Warren Buffett's Deals Come at Taxpayers' Expense
How did Warren Buffett get his property so cheap? Simple! You paid for it.
The second-richest American, Berkshire Hathaway CEO Warren Buffett, has given the March 17 issue of Fortune magazine an excerpt of his forthcoming annual letter to investors. The tale of two successful Buffett purchases is illuminating, but not quite in the way Buffett intends.
The Fortune editors have run it out under the headline, "Buffett's annual letter: What you can learn from my real estate investments."
Buffett writes that the purchases — a 400-acre farm in Nebraska and a retail property in Manhattan "adjacent to New York University" — "illustrate certain fundamentals of investing."
He goes for several hundred words, naming five points that are supposedly illustrated by his real estate deals. "Keep things simple and don't swing for the fences." "Focus on the future productivity of the asset you are considering."
They're all more or less unobjectionable, but they also both overlook one important point that both real estate investments had in common — Buffett bought them from the American government, i.e., from us taxpayers, at prices that turned out in retrospect to be ridiculously cheap.
Buffett's letter discloses that he bought the Nebraska farm from the Federal Deposit Insurance Corporation in 1986. The Federal Deposit Insurance Corporation (FDIC), part of the federal government, had gotten it from a bank that it took over.
And Buffett and his partners bought the New York City property in 1993 from the Resolution Trust Corp., a government agency created to, as Buffett put it, "dispose of the assets of failed savings institutions."
Buffett goes on and on boasting about what great investments he made by purchasing the two properties. "Now, 28 years later, the farm has tripled its earnings and is worth five times or more what I paid," he writes. As for the New York property, "Annual distributions now exceed 35 percent of our initial equity investment. Moreover, our original mortgage was refinanced in 1996 and again in 1999, moves that allowed several special distributions totaling more than 150 percent of what we had invested."
He writes that "the two investments will be solid and satisfactory holdings for my lifetime and, subsequently, for my children and grandchildren."
It seems to me that among the "certain fundamentals" of Buffett-style investing that these two stories illustrate are "buy things from the government, because you can sometimes get bargains from bureaucrats who have no idea of the value of what they are selling, and who have a mandate just to sell the stuff off quickly."
In other words, while Buffett boasts of his great real estate bargains, the ones paying the bills are the taxpayers. The savings and loan bailout cost taxpayers an estimated $130 billion. The insurance premiums that banks pay to the FDIC to cover failures mean the banks pay less in taxable dividends to shareholders and less in taxable interest to depositors.

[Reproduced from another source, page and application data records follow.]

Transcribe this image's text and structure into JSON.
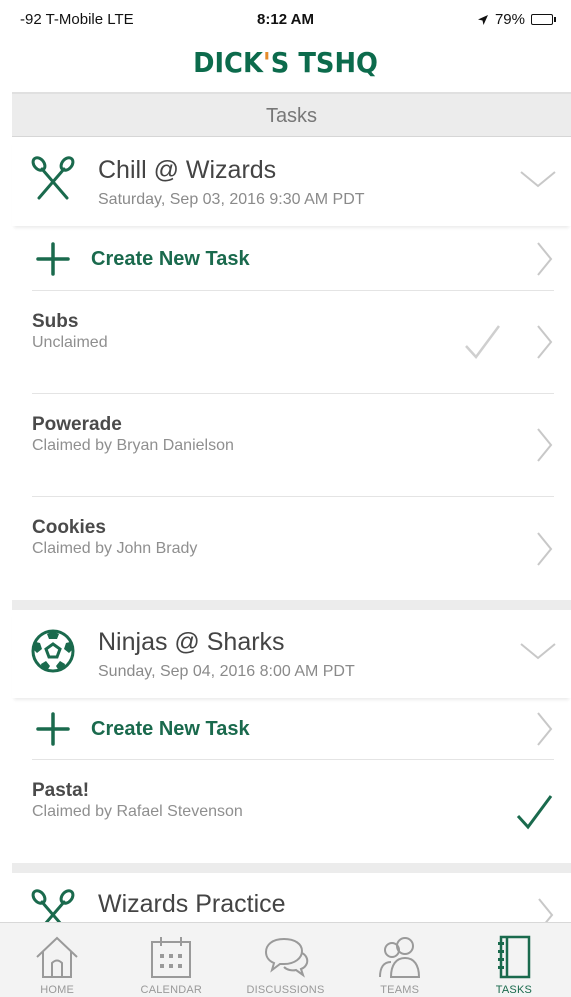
{
  "status_bar": {
    "carrier": "-92 T-Mobile  LTE",
    "time": "8:12 AM",
    "battery": "79%",
    "battery_level": 0.79
  },
  "brand": {
    "logo_part1": "DICK",
    "logo_apos": "'",
    "logo_part2": "S TSHQ",
    "primary_color": "#1a6a4d",
    "accent_color": "#e58b2b"
  },
  "header": {
    "title": "Tasks"
  },
  "events": [
    {
      "icon": "lacrosse-sticks-icon",
      "title": "Chill @ Wizards",
      "date": "Saturday, Sep 03, 2016 9:30 AM PDT",
      "create_label": "Create New Task",
      "tasks": [
        {
          "title": "Subs",
          "status": "Unclaimed",
          "claimed_by_me": false,
          "show_check": true
        },
        {
          "title": "Powerade",
          "status": "Claimed by Bryan Danielson",
          "claimed_by_me": false,
          "show_check": false
        },
        {
          "title": "Cookies",
          "status": "Claimed by John Brady",
          "claimed_by_me": false,
          "show_check": false
        }
      ]
    },
    {
      "icon": "soccer-ball-icon",
      "title": "Ninjas @ Sharks",
      "date": "Sunday, Sep 04, 2016 8:00 AM PDT",
      "create_label": "Create New Task",
      "tasks": [
        {
          "title": "Pasta!",
          "status": "Claimed by Rafael Stevenson",
          "claimed_by_me": true,
          "show_check": true
        }
      ]
    },
    {
      "icon": "lacrosse-sticks-icon",
      "title": "Wizards Practice"
    }
  ],
  "tab_bar": {
    "active": "tasks",
    "items": [
      {
        "id": "home",
        "label": "HOME",
        "icon": "home-icon"
      },
      {
        "id": "calendar",
        "label": "CALENDAR",
        "icon": "calendar-icon"
      },
      {
        "id": "discussions",
        "label": "DISCUSSIONS",
        "icon": "chat-bubbles-icon"
      },
      {
        "id": "teams",
        "label": "TEAMS",
        "icon": "people-icon"
      },
      {
        "id": "tasks",
        "label": "TASKS",
        "icon": "notebook-icon"
      }
    ]
  }
}
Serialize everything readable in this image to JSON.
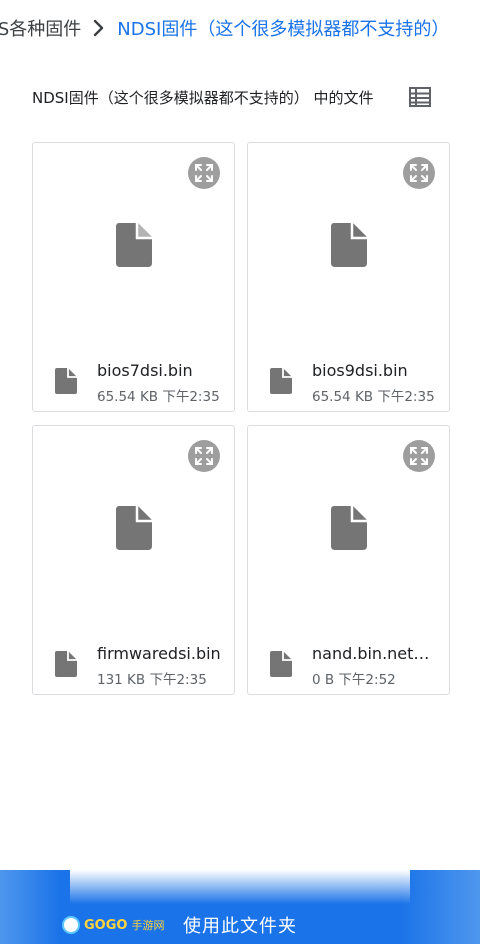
{
  "breadcrumb": {
    "previous": "DS各种固件",
    "current": "NDSI固件（这个很多模拟器都不支持的）"
  },
  "section": {
    "title": "NDSI固件（这个很多模拟器都不支持的） 中的文件"
  },
  "files": [
    {
      "name": "bios7dsi.bin",
      "meta": "65.54 KB 下午2:35"
    },
    {
      "name": "bios9dsi.bin",
      "meta": "65.54 KB 下午2:35"
    },
    {
      "name": "firmwaredsi.bin",
      "meta": "131 KB 下午2:35"
    },
    {
      "name": "nand.bin.netcode",
      "meta": "0 B 下午2:52"
    }
  ],
  "action": {
    "use_folder_label": "使用此文件夹"
  },
  "watermark": {
    "brand": "GOGO",
    "sub": "手游网"
  },
  "colors": {
    "accent": "#1a73e8",
    "icon_gray": "#757575",
    "expand_bg": "#9e9e9e"
  },
  "icons": {
    "breadcrumb_separator": "chevron-right-icon",
    "view_toggle": "list-view-icon",
    "expand": "fullscreen-icon",
    "file": "file-icon"
  }
}
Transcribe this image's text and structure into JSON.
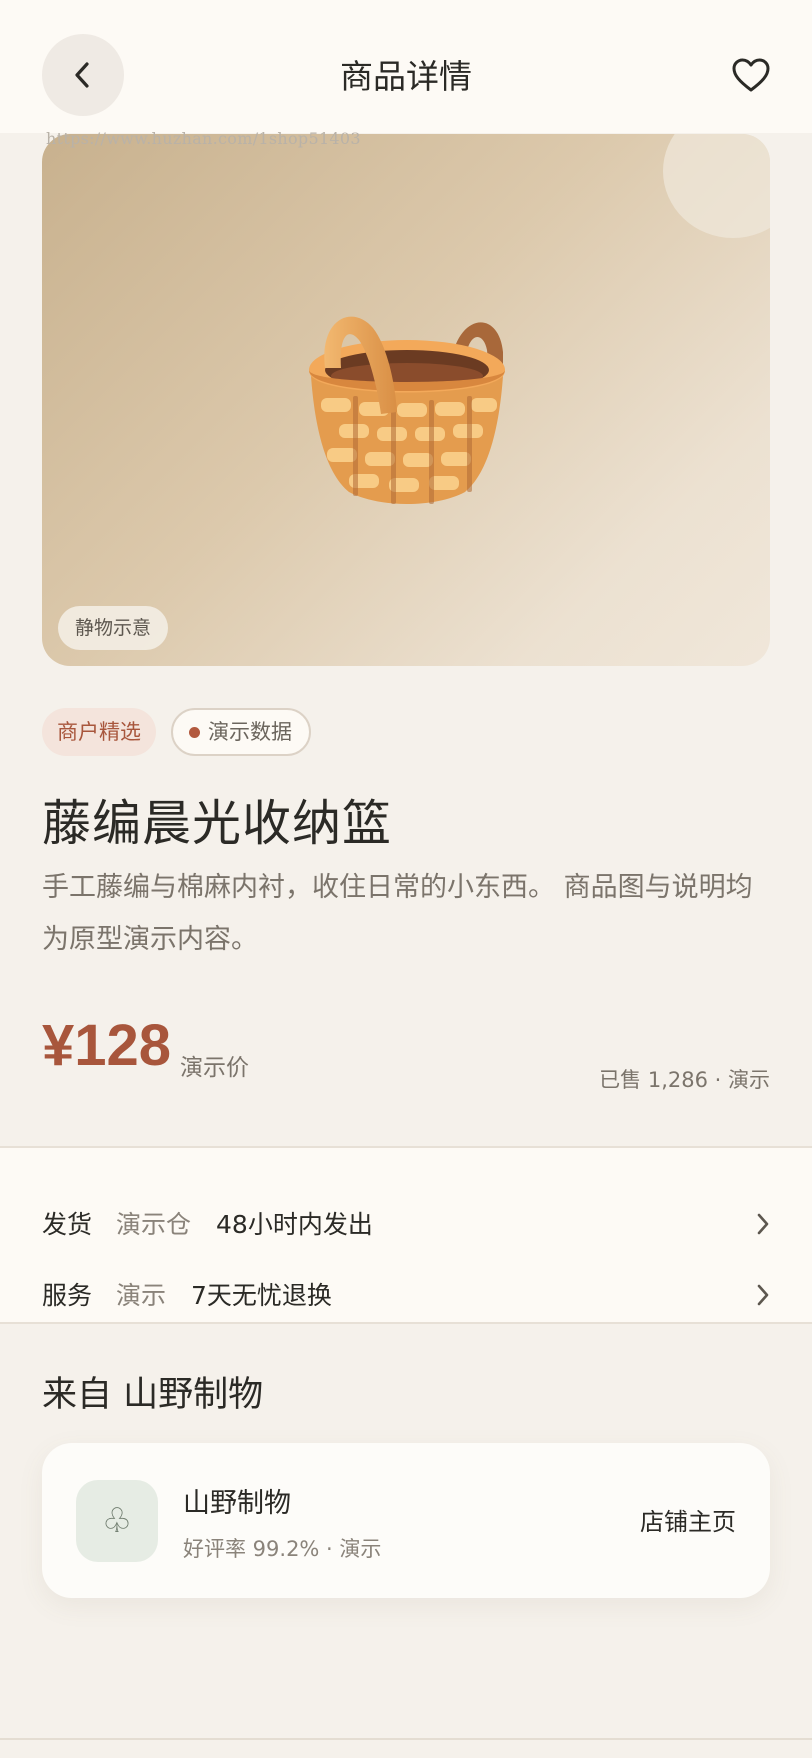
{
  "header": {
    "title": "商品详情",
    "back_icon": "chevron-left-icon",
    "favorite_icon": "heart-outline-icon"
  },
  "watermark": "https://www.huzhan.com/1shop51403",
  "hero": {
    "image_icon": "basket-icon",
    "badge": "静物示意"
  },
  "tags": {
    "merchant": "商户精选",
    "demo": "演示数据"
  },
  "product": {
    "title": "藤编晨光收纳篮",
    "description": "手工藤编与棉麻内衬，收住日常的小东西。 商品图与说明均为原型演示内容。",
    "price": "¥128",
    "price_label": "演示价",
    "sold": "已售 1,286 · 演示"
  },
  "info": {
    "shipping": {
      "key": "发货",
      "meta": "演示仓",
      "value": "48小时内发出"
    },
    "service": {
      "key": "服务",
      "meta": "演示",
      "value": "7天无忧退换"
    }
  },
  "store": {
    "heading": "来自 山野制物",
    "logo_glyph": "♧",
    "name": "山野制物",
    "rating": "好评率 99.2% · 演示",
    "link": "店铺主页"
  },
  "colors": {
    "accent": "#a8563c",
    "background": "#f5f1eb",
    "surface": "#fdfaf5"
  }
}
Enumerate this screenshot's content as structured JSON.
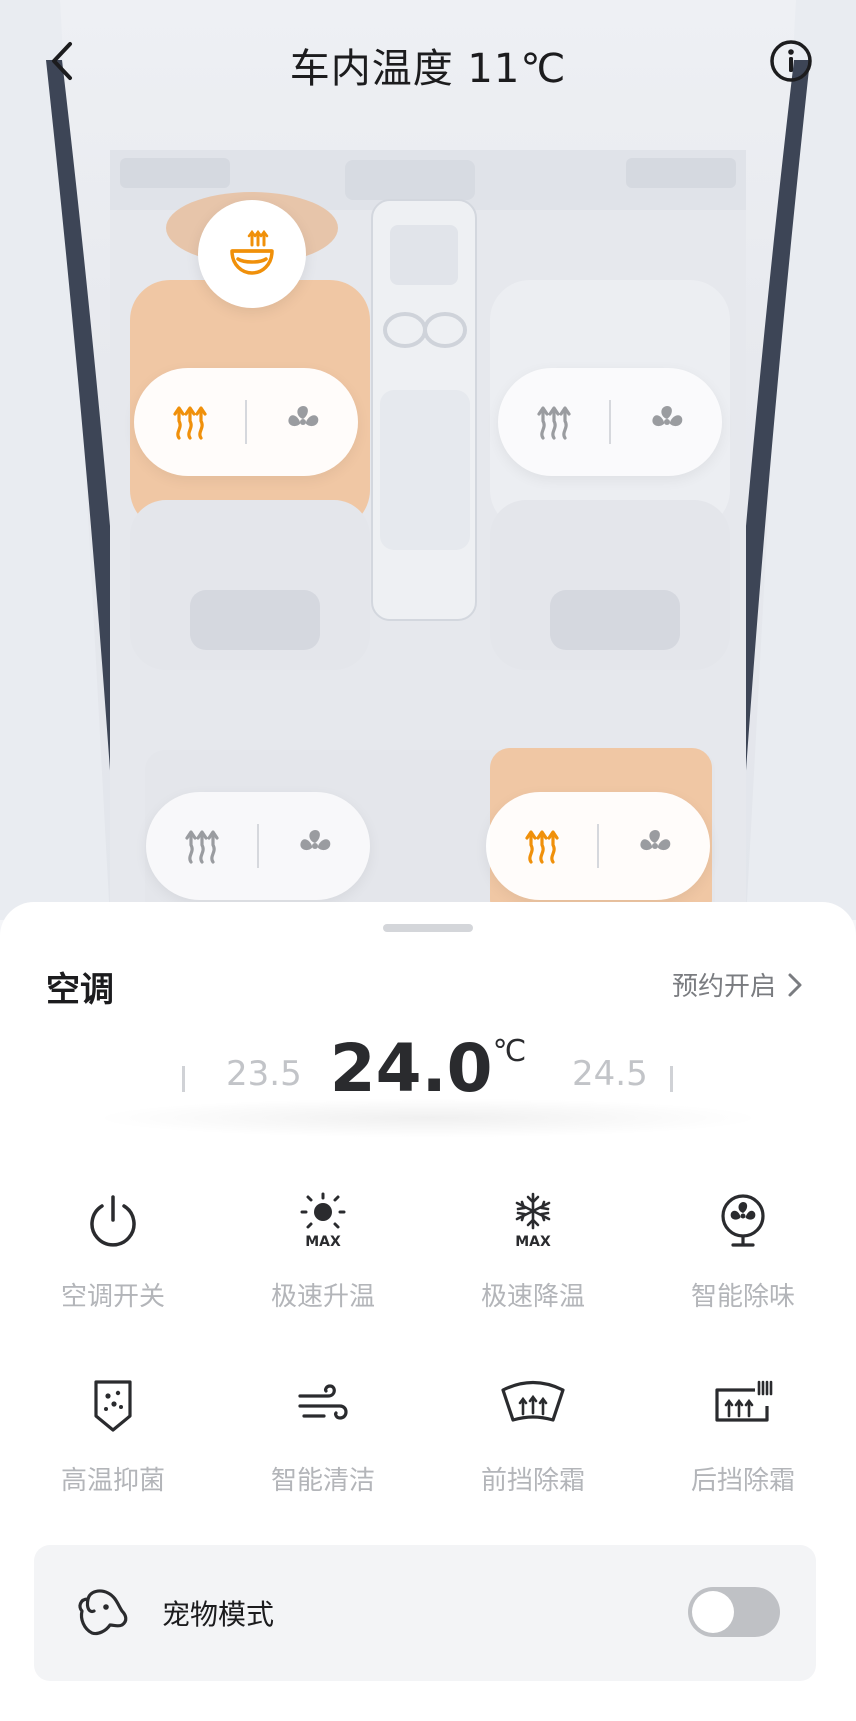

Which brings us to a certain fundamental of public policy, perhaps one as fundamental as Buffett's fundamental of investing. The government should avoid the real estate business. It winds up selling assets to people like Buffett when prices are low.
The story also surfaces a second related and also fundamental point, also unmentioned by Buffett: assets are more valuable in private hands than in government hands.
Finally, it's worth noting that these two real estate investments touted by Buffett in his Berkshire Hathaway shareholder letter were apparently made by him personally, rather than by Berkshire Hathaway, the public company in which he is a major shareholder. In another proposed deal with government, Buffett mixed the two. In his October 8, 2008, "Dear Hank," letter to Treasury Secretary
Henry Paulson, Buffett outlined a deal in which, in the words of the letter, "The company I head, Berkshire Hathaway, would be pleased to invest $500 million" and "I would be willing to personally buy $100 million of stock in this public offering. (This constitutes about 20 percent of my net worth outside of my Berkshire holdings, which as you know are promised to charity.)"
I don't begrudge Buffett his success in real estate investing. In fact, I'm happy he's prospering. But that feeling is tempered by some chagrin at the realization that, as an American citizen and taxpayer, I'm one of the people who sold him the property at such a deeply discounted price.